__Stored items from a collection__
********************
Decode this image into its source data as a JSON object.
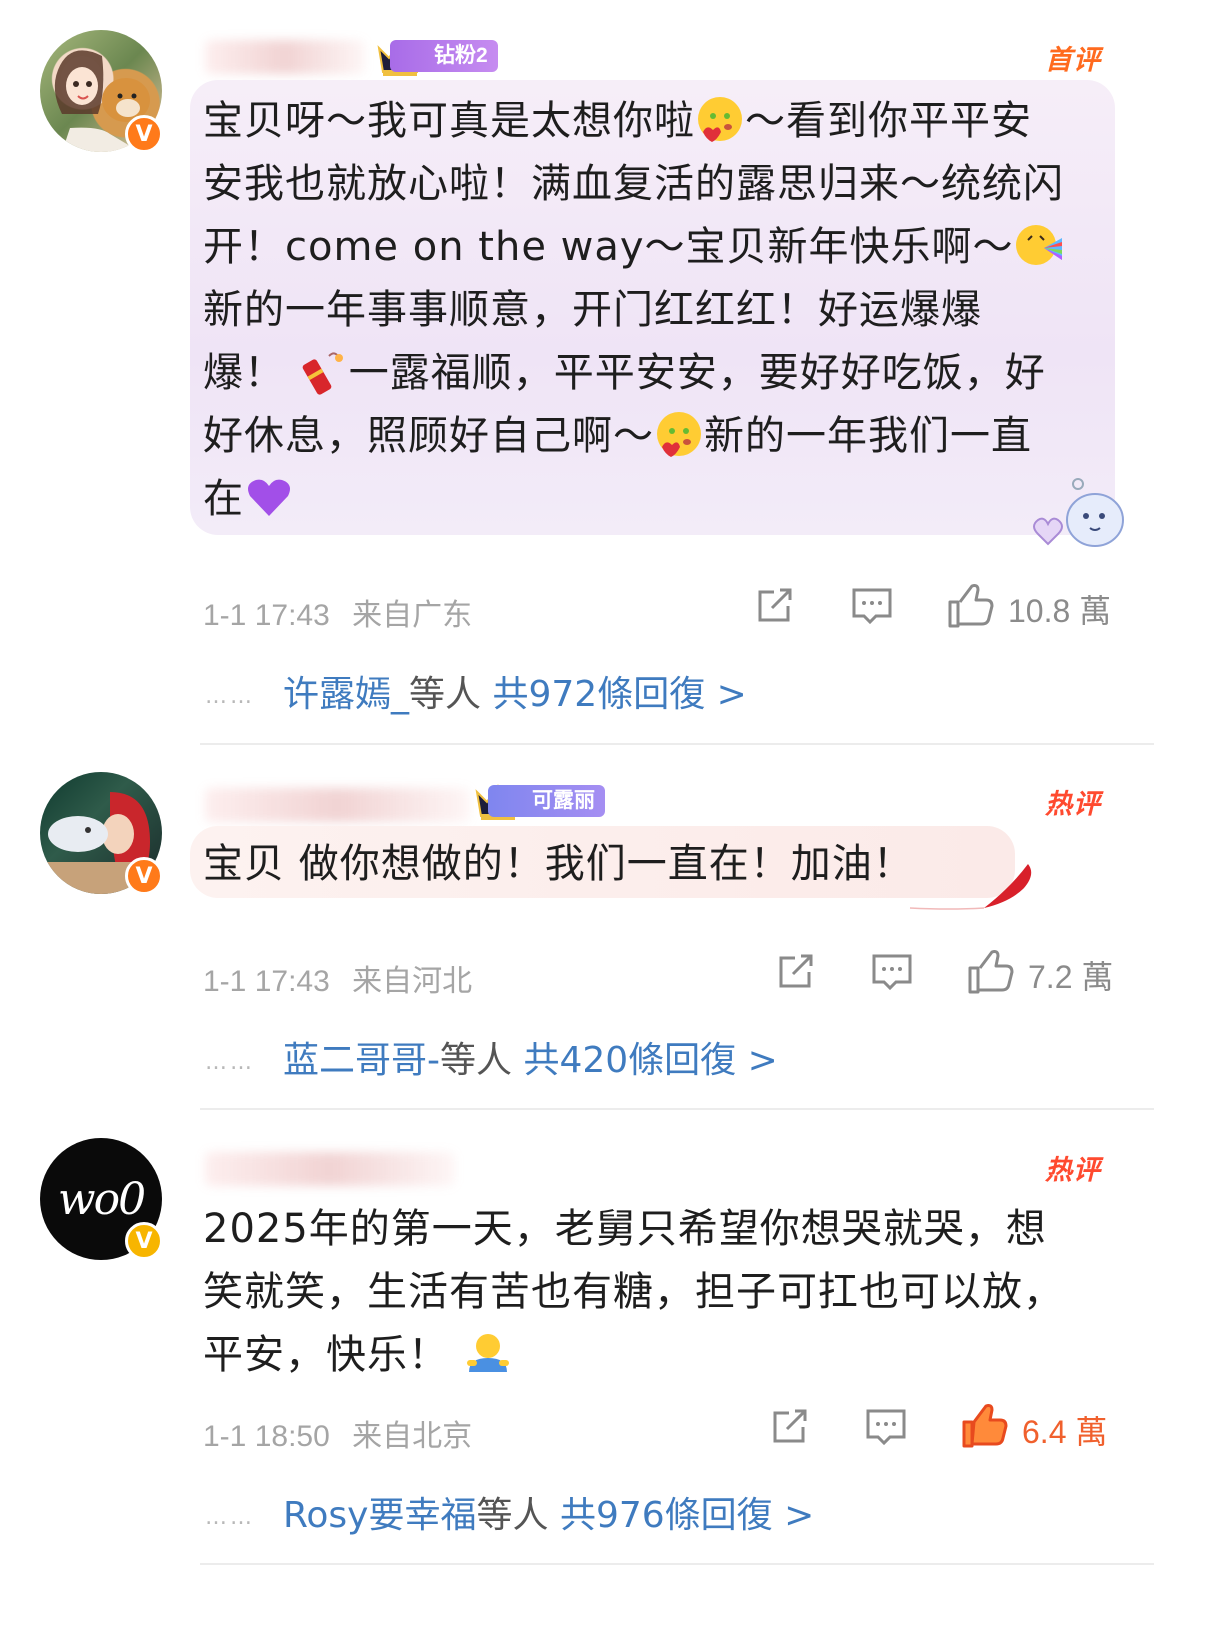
{
  "comments": [
    {
      "tag": "首评",
      "fan_badge": "钻粉2",
      "text_lines": [
        "宝贝呀～我可真是太想你啦",
        "～看到你平平安",
        "安我也就放心啦！满血复活的露思归来～统统闪",
        "开！come on the way～宝贝新年快乐啊～",
        "新的一年事事顺意，开门红红红！好运爆爆",
        "爆！",
        "一露福顺，平平安安，要好好吃饭，好",
        "好休息，照顾好自己啊～",
        "新的一年我们一直",
        "在"
      ],
      "time": "1-1 17:43",
      "location": "来自广东",
      "likes": "10.8 萬",
      "reply_names": "许露嫣_",
      "reply_others": "等人",
      "reply_count": "共972條回復 >",
      "avatar_badge_color": "#ff7a1a"
    },
    {
      "tag": "热评",
      "fan_badge": "可露丽",
      "text_lines": [
        "宝贝 做你想做的！我们一直在！加油！"
      ],
      "time": "1-1 17:43",
      "location": "来自河北",
      "likes": "7.2 萬",
      "reply_names": "蓝二哥哥-",
      "reply_others": "等人",
      "reply_count": "共420條回復 >",
      "avatar_badge_color": "#ff7a1a"
    },
    {
      "tag": "热评",
      "text_lines": [
        "2025年的第一天，老舅只希望你想哭就哭，想",
        "笑就笑，生活有苦也有糖，担子可扛也可以放，",
        "平安，快乐！"
      ],
      "time": "1-1 18:50",
      "location": "来自北京",
      "likes": "6.4 萬",
      "reply_names": "Rosy要幸福",
      "reply_others": "等人",
      "reply_count": "共976條回復 >",
      "avatar_badge_color": "#f7b500",
      "avatar_text": "wo0"
    }
  ],
  "icons": {
    "share": "share-icon",
    "comment": "comment-icon",
    "like": "like-icon"
  },
  "colors": {
    "reply_blue": "#3f7bbf",
    "like_active": "#f0602d",
    "hot_tag": "#ff4a2f"
  }
}
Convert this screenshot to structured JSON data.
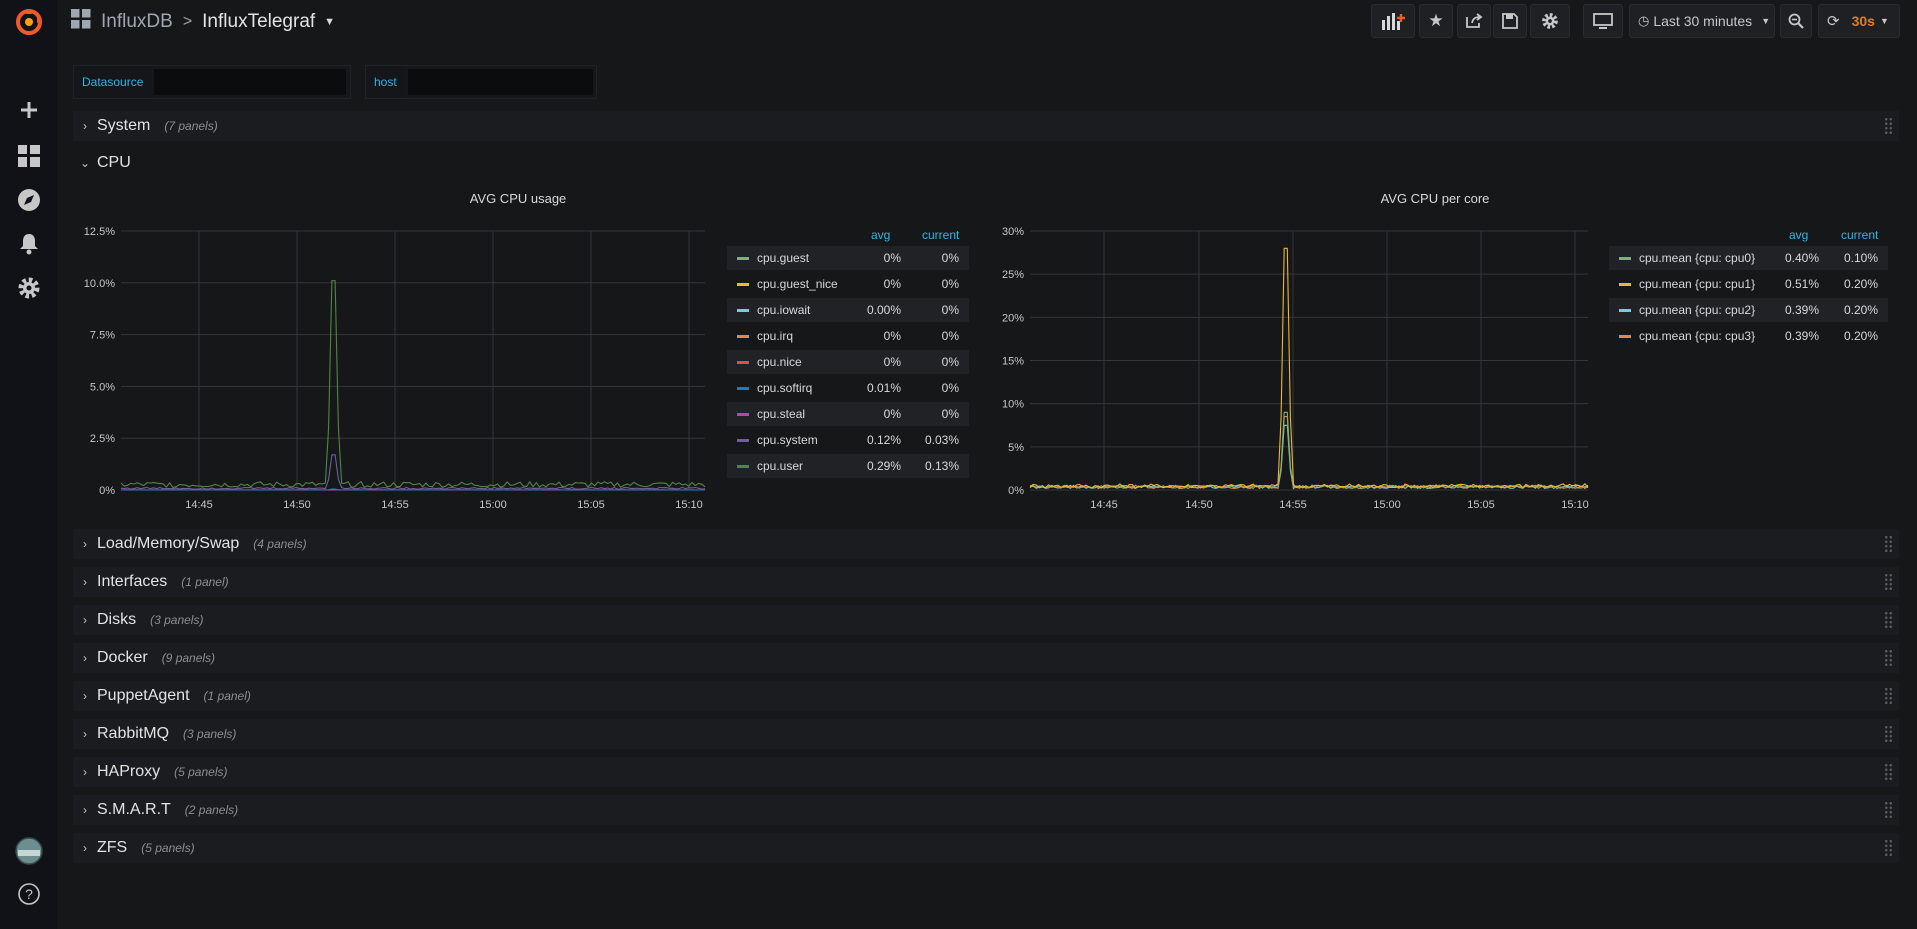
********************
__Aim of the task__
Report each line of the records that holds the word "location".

__Response area__
      "location": "来自广东",
      "location": "来自河北",
      "location": "来自北京",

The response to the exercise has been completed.